◆ ACTIVITY
Reproduce the full set of records verbatim.

◆ DATASET ENTRIES

>>>>>

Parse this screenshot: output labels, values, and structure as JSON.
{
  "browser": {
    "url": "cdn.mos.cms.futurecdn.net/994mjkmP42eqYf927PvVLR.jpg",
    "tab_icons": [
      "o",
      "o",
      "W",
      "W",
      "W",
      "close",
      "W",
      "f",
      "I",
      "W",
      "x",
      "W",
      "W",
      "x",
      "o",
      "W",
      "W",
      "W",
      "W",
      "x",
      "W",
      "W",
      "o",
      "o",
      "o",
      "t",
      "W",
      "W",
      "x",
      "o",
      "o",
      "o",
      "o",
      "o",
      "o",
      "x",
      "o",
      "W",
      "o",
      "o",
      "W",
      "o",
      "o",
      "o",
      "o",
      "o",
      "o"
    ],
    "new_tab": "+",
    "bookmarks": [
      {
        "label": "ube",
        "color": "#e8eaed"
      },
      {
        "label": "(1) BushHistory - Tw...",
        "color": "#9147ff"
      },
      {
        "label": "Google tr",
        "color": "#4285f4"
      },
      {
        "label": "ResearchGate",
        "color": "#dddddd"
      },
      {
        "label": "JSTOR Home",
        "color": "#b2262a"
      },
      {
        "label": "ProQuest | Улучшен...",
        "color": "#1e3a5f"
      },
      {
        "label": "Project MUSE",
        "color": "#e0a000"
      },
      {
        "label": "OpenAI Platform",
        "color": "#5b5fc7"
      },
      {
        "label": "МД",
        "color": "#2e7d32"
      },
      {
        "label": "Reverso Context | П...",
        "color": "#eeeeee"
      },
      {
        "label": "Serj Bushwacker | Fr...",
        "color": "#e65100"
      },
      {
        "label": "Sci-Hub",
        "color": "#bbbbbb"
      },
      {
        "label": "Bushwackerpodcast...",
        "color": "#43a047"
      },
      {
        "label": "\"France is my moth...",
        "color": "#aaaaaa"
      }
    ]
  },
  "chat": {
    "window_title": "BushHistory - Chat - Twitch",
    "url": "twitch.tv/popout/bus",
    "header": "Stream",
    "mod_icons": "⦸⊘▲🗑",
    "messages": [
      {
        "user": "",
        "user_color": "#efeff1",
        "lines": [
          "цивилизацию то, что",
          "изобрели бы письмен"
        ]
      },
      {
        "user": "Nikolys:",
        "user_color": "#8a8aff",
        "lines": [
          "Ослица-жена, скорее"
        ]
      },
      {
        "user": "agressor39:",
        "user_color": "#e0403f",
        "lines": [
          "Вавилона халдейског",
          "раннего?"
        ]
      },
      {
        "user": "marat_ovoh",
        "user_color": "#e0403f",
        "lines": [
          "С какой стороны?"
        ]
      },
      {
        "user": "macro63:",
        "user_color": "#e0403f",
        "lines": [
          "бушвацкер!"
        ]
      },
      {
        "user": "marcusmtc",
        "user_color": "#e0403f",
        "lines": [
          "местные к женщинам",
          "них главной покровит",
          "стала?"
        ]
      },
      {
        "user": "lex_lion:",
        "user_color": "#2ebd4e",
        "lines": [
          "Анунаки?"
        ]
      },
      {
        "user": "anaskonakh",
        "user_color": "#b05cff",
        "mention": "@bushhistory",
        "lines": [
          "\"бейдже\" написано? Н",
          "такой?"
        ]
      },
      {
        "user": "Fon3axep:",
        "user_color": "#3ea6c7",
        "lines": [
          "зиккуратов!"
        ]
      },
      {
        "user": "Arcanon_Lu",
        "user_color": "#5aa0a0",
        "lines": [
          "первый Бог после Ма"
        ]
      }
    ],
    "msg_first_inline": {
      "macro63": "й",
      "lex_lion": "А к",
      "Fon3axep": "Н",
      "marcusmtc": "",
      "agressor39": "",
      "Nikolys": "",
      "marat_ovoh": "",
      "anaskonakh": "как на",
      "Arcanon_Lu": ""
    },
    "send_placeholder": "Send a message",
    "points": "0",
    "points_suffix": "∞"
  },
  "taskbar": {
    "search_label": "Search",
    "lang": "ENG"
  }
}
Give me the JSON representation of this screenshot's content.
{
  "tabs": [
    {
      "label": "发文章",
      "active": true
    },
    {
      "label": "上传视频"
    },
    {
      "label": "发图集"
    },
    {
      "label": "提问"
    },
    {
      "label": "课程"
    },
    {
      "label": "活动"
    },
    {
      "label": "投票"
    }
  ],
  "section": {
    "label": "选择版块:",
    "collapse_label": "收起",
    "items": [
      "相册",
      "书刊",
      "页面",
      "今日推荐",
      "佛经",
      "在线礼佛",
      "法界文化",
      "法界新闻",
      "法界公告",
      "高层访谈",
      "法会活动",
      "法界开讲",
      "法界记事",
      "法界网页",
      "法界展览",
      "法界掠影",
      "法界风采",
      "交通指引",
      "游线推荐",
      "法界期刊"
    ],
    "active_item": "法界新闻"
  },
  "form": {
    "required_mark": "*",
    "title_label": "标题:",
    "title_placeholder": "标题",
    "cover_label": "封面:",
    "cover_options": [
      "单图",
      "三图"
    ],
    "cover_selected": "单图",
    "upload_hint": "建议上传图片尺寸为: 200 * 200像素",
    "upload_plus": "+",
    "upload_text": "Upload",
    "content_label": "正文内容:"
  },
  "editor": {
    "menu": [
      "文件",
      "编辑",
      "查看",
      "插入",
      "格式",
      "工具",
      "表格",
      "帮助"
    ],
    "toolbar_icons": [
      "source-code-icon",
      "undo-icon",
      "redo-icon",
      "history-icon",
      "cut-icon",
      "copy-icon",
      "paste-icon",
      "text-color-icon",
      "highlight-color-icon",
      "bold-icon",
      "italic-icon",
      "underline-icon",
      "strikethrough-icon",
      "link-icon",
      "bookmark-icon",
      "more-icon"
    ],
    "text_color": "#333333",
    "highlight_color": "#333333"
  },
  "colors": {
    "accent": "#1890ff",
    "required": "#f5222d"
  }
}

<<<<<

◆ FINISHED EXERCISE
Parse this screenshot: output labels, values, and structure as JSON.
{
  "browser": {
    "url": "cdn.mos.cms.futurecdn.net/994mjkmP42eqYf927PvVLR.jpg",
    "tab_icons": [
      "o",
      "o",
      "W",
      "W",
      "W",
      "close",
      "W",
      "f",
      "I",
      "W",
      "x",
      "W",
      "W",
      "x",
      "o",
      "W",
      "W",
      "W",
      "W",
      "x",
      "W",
      "W",
      "o",
      "o",
      "o",
      "t",
      "W",
      "W",
      "x",
      "o",
      "o",
      "o",
      "o",
      "o",
      "o",
      "x",
      "o",
      "W",
      "o",
      "o",
      "W",
      "o",
      "o",
      "o",
      "o",
      "o",
      "o"
    ],
    "new_tab": "+",
    "bookmarks": [
      {
        "label": "ube",
        "color": "#e8eaed"
      },
      {
        "label": "(1) BushHistory - Tw...",
        "color": "#9147ff"
      },
      {
        "label": "Google tr",
        "color": "#4285f4"
      },
      {
        "label": "ResearchGate",
        "color": "#dddddd"
      },
      {
        "label": "JSTOR Home",
        "color": "#b2262a"
      },
      {
        "label": "ProQuest | Улучшен...",
        "color": "#1e3a5f"
      },
      {
        "label": "Project MUSE",
        "color": "#e0a000"
      },
      {
        "label": "OpenAI Platform",
        "color": "#5b5fc7"
      },
      {
        "label": "МД",
        "color": "#2e7d32"
      },
      {
        "label": "Reverso Context | П...",
        "color": "#eeeeee"
      },
      {
        "label": "Serj Bushwacker | Fr...",
        "color": "#e65100"
      },
      {
        "label": "Sci-Hub",
        "color": "#bbbbbb"
      },
      {
        "label": "Bushwackerpodcast...",
        "color": "#43a047"
      },
      {
        "label": "\"France is my moth...",
        "color": "#aaaaaa"
      }
    ]
  },
  "chat": {
    "window_title": "BushHistory - Chat - Twitch",
    "url": "twitch.tv/popout/bus",
    "header": "Stream",
    "mod_icons": "⦸⊘▲🗑",
    "messages": [
      {
        "user": "",
        "user_color": "#efeff1",
        "lines": [
          "цивилизацию то, что",
          "изобрели бы письмен"
        ]
      },
      {
        "user": "Nikolys:",
        "user_color": "#8a8aff",
        "lines": [
          "Ослица-жена, скорее"
        ]
      },
      {
        "user": "agressor39:",
        "user_color": "#e0403f",
        "lines": [
          "Вавилона халдейског",
          "раннего?"
        ]
      },
      {
        "user": "marat_ovoh",
        "user_color": "#e0403f",
        "lines": [
          "С какой стороны?"
        ]
      },
      {
        "user": "macro63:",
        "user_color": "#e0403f",
        "lines": [
          "бушвацкер!"
        ]
      },
      {
        "user": "marcusmtc",
        "user_color": "#e0403f",
        "lines": [
          "местные к женщинам",
          "них главной покровит",
          "стала?"
        ]
      },
      {
        "user": "lex_lion:",
        "user_color": "#2ebd4e",
        "lines": [
          "Анунаки?"
        ]
      },
      {
        "user": "anaskonakh",
        "user_color": "#b05cff",
        "mention": "@bushhistory",
        "lines": [
          "\"бейдже\" написано? Н",
          "такой?"
        ]
      },
      {
        "user": "Fon3axep:",
        "user_color": "#3ea6c7",
        "lines": [
          "зиккуратов!"
        ]
      },
      {
        "user": "Arcanon_Lu",
        "user_color": "#5aa0a0",
        "lines": [
          "первый Бог после Ма"
        ]
      }
    ],
    "msg_first_inline": {
      "macro63": "й",
      "lex_lion": "А к",
      "Fon3axep": "Н",
      "marcusmtc": "",
      "agressor39": "",
      "Nikolys": "",
      "marat_ovoh": "",
      "anaskonakh": "как на",
      "Arcanon_Lu": ""
    },
    "send_placeholder": "Send a message",
    "points": "0",
    "points_suffix": "∞"
  },
  "taskbar": {
    "search_label": "Search",
    "lang": "ENG"
  }
}
Give me the JSON representation of this screenshot's content.
{
  "tabs": [
    {
      "label": "发文章",
      "active": true
    },
    {
      "label": "上传视频"
    },
    {
      "label": "发图集"
    },
    {
      "label": "提问"
    },
    {
      "label": "课程"
    },
    {
      "label": "活动"
    },
    {
      "label": "投票"
    }
  ],
  "section": {
    "label": "选择版块:",
    "collapse_label": "收起",
    "items": [
      "相册",
      "书刊",
      "页面",
      "今日推荐",
      "佛经",
      "在线礼佛",
      "法界文化",
      "法界新闻",
      "法界公告",
      "高层访谈",
      "法会活动",
      "法界开讲",
      "法界记事",
      "法界网页",
      "法界展览",
      "法界掠影",
      "法界风采",
      "交通指引",
      "游线推荐",
      "法界期刊"
    ],
    "active_item": "法界新闻"
  },
  "form": {
    "required_mark": "*",
    "title_label": "标题:",
    "title_placeholder": "标题",
    "cover_label": "封面:",
    "cover_options": [
      "单图",
      "三图"
    ],
    "cover_selected": "单图",
    "upload_hint": "建议上传图片尺寸为: 200 * 200像素",
    "upload_plus": "+",
    "upload_text": "Upload",
    "content_label": "正文内容:"
  },
  "editor": {
    "menu": [
      "文件",
      "编辑",
      "查看",
      "插入",
      "格式",
      "工具",
      "表格",
      "帮助"
    ],
    "toolbar_icons": [
      "source-code-icon",
      "undo-icon",
      "redo-icon",
      "history-icon",
      "cut-icon",
      "copy-icon",
      "paste-icon",
      "text-color-icon",
      "highlight-color-icon",
      "bold-icon",
      "italic-icon",
      "underline-icon",
      "strikethrough-icon",
      "link-icon",
      "bookmark-icon",
      "more-icon"
    ],
    "text_color": "#333333",
    "highlight_color": "#333333"
  },
  "colors": {
    "accent": "#1890ff",
    "required": "#f5222d"
  }
}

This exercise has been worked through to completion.